§ Items listed in a dataset:
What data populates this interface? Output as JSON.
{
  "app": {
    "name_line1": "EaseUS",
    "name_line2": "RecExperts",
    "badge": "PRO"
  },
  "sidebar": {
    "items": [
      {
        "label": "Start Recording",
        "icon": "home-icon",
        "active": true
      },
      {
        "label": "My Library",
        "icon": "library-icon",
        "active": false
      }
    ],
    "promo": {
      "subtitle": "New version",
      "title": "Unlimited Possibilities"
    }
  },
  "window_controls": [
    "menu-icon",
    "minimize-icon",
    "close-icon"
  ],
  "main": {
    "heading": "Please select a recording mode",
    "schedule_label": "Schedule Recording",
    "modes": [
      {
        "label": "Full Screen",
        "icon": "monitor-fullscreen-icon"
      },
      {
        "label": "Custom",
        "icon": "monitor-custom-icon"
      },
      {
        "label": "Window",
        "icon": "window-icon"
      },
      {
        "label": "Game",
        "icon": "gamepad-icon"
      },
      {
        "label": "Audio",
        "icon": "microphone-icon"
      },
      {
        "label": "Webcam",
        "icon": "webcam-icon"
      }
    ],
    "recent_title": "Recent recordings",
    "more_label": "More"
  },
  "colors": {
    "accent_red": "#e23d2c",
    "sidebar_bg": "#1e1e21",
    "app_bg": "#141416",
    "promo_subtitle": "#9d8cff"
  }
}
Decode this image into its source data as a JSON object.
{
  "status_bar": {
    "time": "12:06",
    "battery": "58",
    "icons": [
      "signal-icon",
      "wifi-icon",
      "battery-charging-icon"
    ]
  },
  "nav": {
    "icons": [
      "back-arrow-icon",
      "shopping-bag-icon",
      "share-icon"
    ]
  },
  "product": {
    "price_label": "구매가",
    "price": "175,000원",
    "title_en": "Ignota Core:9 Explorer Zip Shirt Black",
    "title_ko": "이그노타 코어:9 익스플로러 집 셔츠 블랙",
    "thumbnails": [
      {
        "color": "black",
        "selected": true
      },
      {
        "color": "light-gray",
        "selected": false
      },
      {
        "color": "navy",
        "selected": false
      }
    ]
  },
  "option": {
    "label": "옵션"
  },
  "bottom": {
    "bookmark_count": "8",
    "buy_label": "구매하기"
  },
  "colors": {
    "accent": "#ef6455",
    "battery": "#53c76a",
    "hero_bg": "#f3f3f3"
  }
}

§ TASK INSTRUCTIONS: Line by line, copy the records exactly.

§ TASK OUTPUT:
What data populates this interface? Output as JSON.
{
  "app": {
    "name_line1": "EaseUS",
    "name_line2": "RecExperts",
    "badge": "PRO"
  },
  "sidebar": {
    "items": [
      {
        "label": "Start Recording",
        "icon": "home-icon",
        "active": true
      },
      {
        "label": "My Library",
        "icon": "library-icon",
        "active": false
      }
    ],
    "promo": {
      "subtitle": "New version",
      "title": "Unlimited Possibilities"
    }
  },
  "window_controls": [
    "menu-icon",
    "minimize-icon",
    "close-icon"
  ],
  "main": {
    "heading": "Please select a recording mode",
    "schedule_label": "Schedule Recording",
    "modes": [
      {
        "label": "Full Screen",
        "icon": "monitor-fullscreen-icon"
      },
      {
        "label": "Custom",
        "icon": "monitor-custom-icon"
      },
      {
        "label": "Window",
        "icon": "window-icon"
      },
      {
        "label": "Game",
        "icon": "gamepad-icon"
      },
      {
        "label": "Audio",
        "icon": "microphone-icon"
      },
      {
        "label": "Webcam",
        "icon": "webcam-icon"
      }
    ],
    "recent_title": "Recent recordings",
    "more_label": "More"
  },
  "colors": {
    "accent_red": "#e23d2c",
    "sidebar_bg": "#1e1e21",
    "app_bg": "#141416",
    "promo_subtitle": "#9d8cff"
  }
}
Decode this image into its source data as a JSON object.
{
  "status_bar": {
    "time": "12:06",
    "battery": "58",
    "icons": [
      "signal-icon",
      "wifi-icon",
      "battery-charging-icon"
    ]
  },
  "nav": {
    "icons": [
      "back-arrow-icon",
      "shopping-bag-icon",
      "share-icon"
    ]
  },
  "product": {
    "price_label": "구매가",
    "price": "175,000원",
    "title_en": "Ignota Core:9 Explorer Zip Shirt Black",
    "title_ko": "이그노타 코어:9 익스플로러 집 셔츠 블랙",
    "thumbnails": [
      {
        "color": "black",
        "selected": true
      },
      {
        "color": "light-gray",
        "selected": false
      },
      {
        "color": "navy",
        "selected": false
      }
    ]
  },
  "option": {
    "label": "옵션"
  },
  "bottom": {
    "bookmark_count": "8",
    "buy_label": "구매하기"
  },
  "colors": {
    "accent": "#ef6455",
    "battery": "#53c76a",
    "hero_bg": "#f3f3f3"
  }
}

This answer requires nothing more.